* **Exercise prompt**: One number alone answers this: the count of lines below in which the word "wwwroot" is found.

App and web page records
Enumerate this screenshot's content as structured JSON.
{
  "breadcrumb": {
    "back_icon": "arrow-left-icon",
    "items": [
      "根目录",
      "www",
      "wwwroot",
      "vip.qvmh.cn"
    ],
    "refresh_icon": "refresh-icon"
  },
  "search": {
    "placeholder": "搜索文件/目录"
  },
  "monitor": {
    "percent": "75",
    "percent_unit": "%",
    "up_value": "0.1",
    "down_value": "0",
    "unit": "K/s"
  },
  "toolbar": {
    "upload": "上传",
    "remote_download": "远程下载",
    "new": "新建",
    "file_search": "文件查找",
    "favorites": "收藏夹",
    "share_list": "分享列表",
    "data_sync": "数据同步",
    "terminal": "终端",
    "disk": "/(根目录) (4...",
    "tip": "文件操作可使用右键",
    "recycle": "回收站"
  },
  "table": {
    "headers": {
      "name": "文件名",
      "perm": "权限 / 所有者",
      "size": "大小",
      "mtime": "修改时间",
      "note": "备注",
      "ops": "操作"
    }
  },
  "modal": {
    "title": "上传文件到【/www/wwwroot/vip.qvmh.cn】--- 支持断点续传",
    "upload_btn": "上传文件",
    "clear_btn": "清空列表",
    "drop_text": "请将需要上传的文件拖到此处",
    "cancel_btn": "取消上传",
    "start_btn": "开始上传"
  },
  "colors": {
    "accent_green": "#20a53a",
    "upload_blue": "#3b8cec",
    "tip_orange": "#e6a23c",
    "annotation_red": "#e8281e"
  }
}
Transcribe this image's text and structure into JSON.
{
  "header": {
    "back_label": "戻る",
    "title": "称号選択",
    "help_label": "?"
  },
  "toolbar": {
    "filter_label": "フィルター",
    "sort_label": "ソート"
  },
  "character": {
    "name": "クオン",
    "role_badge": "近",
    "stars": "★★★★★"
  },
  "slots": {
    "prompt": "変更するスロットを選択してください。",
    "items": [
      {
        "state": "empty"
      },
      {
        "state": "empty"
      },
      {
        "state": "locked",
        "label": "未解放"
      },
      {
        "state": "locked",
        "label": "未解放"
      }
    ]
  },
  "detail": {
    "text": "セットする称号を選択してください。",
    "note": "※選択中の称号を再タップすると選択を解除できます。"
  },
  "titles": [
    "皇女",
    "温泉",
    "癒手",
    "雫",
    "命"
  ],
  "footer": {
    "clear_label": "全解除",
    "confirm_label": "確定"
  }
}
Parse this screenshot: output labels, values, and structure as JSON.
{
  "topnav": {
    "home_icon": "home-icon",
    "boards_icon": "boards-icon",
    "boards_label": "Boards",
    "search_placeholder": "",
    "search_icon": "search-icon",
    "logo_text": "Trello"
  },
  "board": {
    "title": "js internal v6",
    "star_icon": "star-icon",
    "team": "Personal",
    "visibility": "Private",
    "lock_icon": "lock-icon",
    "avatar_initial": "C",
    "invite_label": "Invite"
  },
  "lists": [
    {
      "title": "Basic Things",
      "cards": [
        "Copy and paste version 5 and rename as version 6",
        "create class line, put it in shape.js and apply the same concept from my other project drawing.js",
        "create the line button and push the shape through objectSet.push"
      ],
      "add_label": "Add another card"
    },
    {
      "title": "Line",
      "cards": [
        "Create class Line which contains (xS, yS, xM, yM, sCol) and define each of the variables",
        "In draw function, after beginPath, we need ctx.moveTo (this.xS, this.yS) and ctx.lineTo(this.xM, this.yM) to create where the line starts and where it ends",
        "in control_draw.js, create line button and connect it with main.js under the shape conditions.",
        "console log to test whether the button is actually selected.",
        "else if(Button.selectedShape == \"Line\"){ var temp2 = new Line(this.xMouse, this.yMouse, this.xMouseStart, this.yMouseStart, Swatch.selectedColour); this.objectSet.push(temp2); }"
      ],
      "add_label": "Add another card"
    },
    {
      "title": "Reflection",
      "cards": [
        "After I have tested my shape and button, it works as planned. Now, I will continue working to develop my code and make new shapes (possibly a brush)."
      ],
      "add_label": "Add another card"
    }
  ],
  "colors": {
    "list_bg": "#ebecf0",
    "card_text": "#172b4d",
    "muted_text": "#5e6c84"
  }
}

* **Response area**: 2